R.O. Kwon’s debut novel The Incendiaries was named one of the best books of the year by more than 40 publications including NPR, The Atlantic, LitHub, PBS Books, and more. The Incendiaries is a powerful, darkly glittering novel about violence, love, faith, and loss, as a young Korean American woman at an elite American university is drawn into acts of domestic terrorism by a cult tied to North Korea. This novel, which the The Guardian called “a startlingly assured book by an important new writer,” is a fractured love story and a brilliant examination of the minds of extremist terrorists, and of what can happen to people who lose what they love most.
We spoke with Kwon via email ahead of the paperback release of The Incendiaries and her July 31 program right here at the American Writers Museum. Kwon shared insights into her writing process, book recommendations and why reading is crucial to developing as a writer. Read on to learn more and be sure to RSVP to our July 31 event with R.O. Kwon here.
AMERICAN WRITERS MUSEUM: The Incendiaries is a fantastic novel — how did that thrilling story develop into the final version it is now?
R.O. KWON: First of all, thank you. With The Incendiaries, I wanted to write a book about losing and gaining faith, how life-upturning both can be. I grew up passionately religious, so Christian I thought I’d become a pastor, and losing that belief, losing the God I loved, has split my life into a before and after: it’s the pivotal loss dividing my life.
I was interested, too, in some of the ways extremist faith makes itself visible in the U.S. One day, I volunteered as a patient escort at a Planned Parenthood, and I thought, Oh, right—this is a national obsession, the question of reproductive rights, of abortion rights. It’s a belief split that’s helping cut this nation apart.
AWM: You are a rather prolific writer — do you have any strategies that help you maintain that output? Are there any things (snacks, drinks, etc.) that help you get in the writing mindset?
KWON: I’m not sure I’d call myself prolific—The Incendiaries took me ten years to write! It’s a pretty short book, too. (Once, with the final draft, I did the math on how many average words a day I’d written, and it was such a small number that I immediately tried to forget all about it). That said, I do try to spend as much time as I can on writing.

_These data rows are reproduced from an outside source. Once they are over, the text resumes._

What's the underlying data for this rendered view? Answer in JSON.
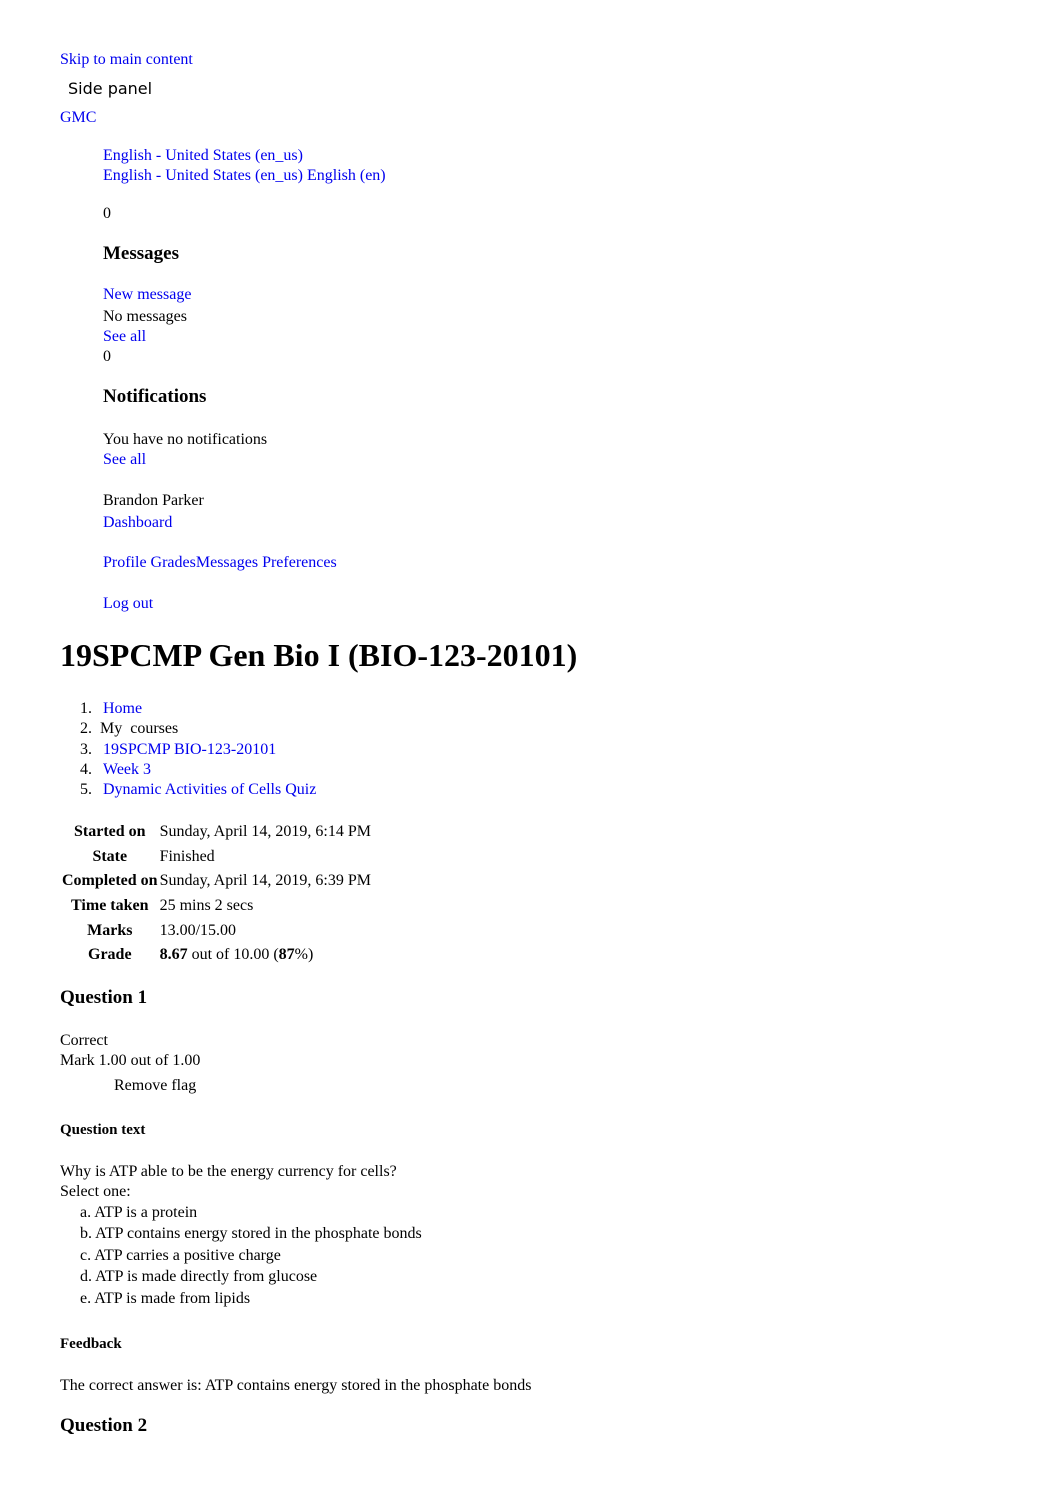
{
  "header": {
    "skip_link": "Skip to main content",
    "side_panel": "Side panel",
    "site_name": "GMC"
  },
  "language": {
    "current": "English - United States (en_us)",
    "options": [
      "English - United States (en_us)",
      "English (en)"
    ]
  },
  "messages": {
    "count": "0",
    "title": "Messages",
    "new_message": "New message",
    "empty": "No messages",
    "see_all": "See all"
  },
  "notifications": {
    "count": "0",
    "title": "Notifications",
    "empty": "You have no notifications",
    "see_all": "See all"
  },
  "user_menu": {
    "name": "Brandon Parker",
    "dashboard": "Dashboard",
    "links": [
      "Profile",
      "Grades",
      "Messages",
      "Preferences"
    ],
    "logout": "Log out"
  },
  "page": {
    "title": "19SPCMP Gen Bio I (BIO-123-20101)"
  },
  "breadcrumb": [
    {
      "num": "1.",
      "label": "Home",
      "link": true
    },
    {
      "num": "2.",
      "label": "My  courses",
      "link": false
    },
    {
      "num": "3.",
      "label": "19SPCMP BIO-123-20101",
      "link": true
    },
    {
      "num": "4.",
      "label": "Week 3",
      "link": true
    },
    {
      "num": "5.",
      "label": "Dynamic Activities of Cells Quiz",
      "link": true
    }
  ],
  "summary": {
    "started_on": {
      "label": "Started on",
      "value": "Sunday, April 14, 2019, 6:14 PM"
    },
    "state": {
      "label": "State",
      "value": "Finished"
    },
    "completed_on": {
      "label": "Completed on",
      "value": "Sunday, April 14, 2019, 6:39 PM"
    },
    "time_taken": {
      "label": "Time taken",
      "value": "25 mins 2 secs"
    },
    "marks": {
      "label": "Marks",
      "value": "13.00/15.00"
    },
    "grade": {
      "label": "Grade",
      "score": "8.67",
      "out_of": " out of 10.00 (",
      "percent": "87",
      "suffix": "%)"
    }
  },
  "questions": [
    {
      "title": "Question 1",
      "status": "Correct",
      "mark": "Mark 1.00 out of 1.00",
      "flag": "Remove flag",
      "text_heading": "Question text",
      "text": "Why is ATP able to be the energy currency for cells?",
      "prompt": "Select one:",
      "choices": [
        "a. ATP is a protein",
        "b. ATP contains energy stored in the phosphate bonds",
        "c. ATP carries a positive charge",
        "d. ATP is made directly from glucose",
        "e. ATP is made from lipids"
      ],
      "feedback_heading": "Feedback",
      "feedback": "The correct answer is: ATP contains energy stored in the phosphate bonds"
    },
    {
      "title": "Question 2"
    }
  ]
}
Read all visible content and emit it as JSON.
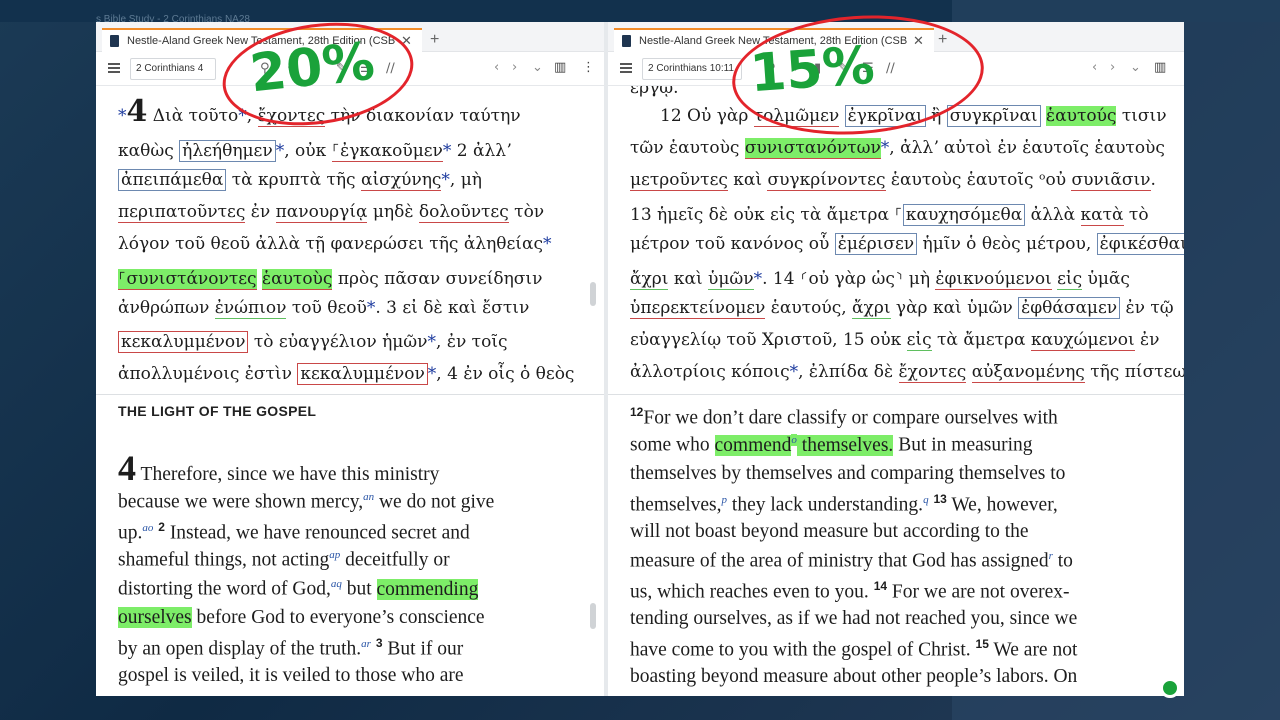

Something that helps me a great deal is to write first thing in the day, and to get as fast as I can from my bed to my writing desk.
AWM: What inspires you to write?
KWON: Nothing else I do makes me feel as alive as writing can.
AWM: If you could meet one American writer from the past who would it be and why?
KWON: I’d love to be able to thank Audre Lorde for her work, for what she’s given.
AWM: What was your favorite book to read growing up?
KWON: Almost all of the books in my house, when I was growing up, were by dead white people, so that’s what I was reading. It’s been an ongoing priority, for me, to decolonize my bookshelves and my mind. I loved Henry James, though, and still love him so much. Portrait of a Lady is a marvel.
AWM: What are you reading now? What should we be reading?
KWON: I’ve been reading a lot of forthcoming books, and some I’ve found particularly exciting include The Revisioners by Margaret Wilkerson Sexton, How Much of These Hills is Gold by C Pam Zhang, Cantoras by Carolina de Robertis, and A Map Is Only One Story, an anthology of writing on immigration edited by Nicole Chung and Mensah Demary.
AWM: Do you have any advice for aspiring writers?
KWON: I tend to shy away from absolute statements about writing—the house of literature is so large, and it has many rooms—but a central belief I do hold is that I’ll only stand a chance of being as good as what I’m reading. I try to read broadly, deeply, and daily. Oh, and if you’re writing, you’re a writer—never mind the aspiring. You’re a writer already.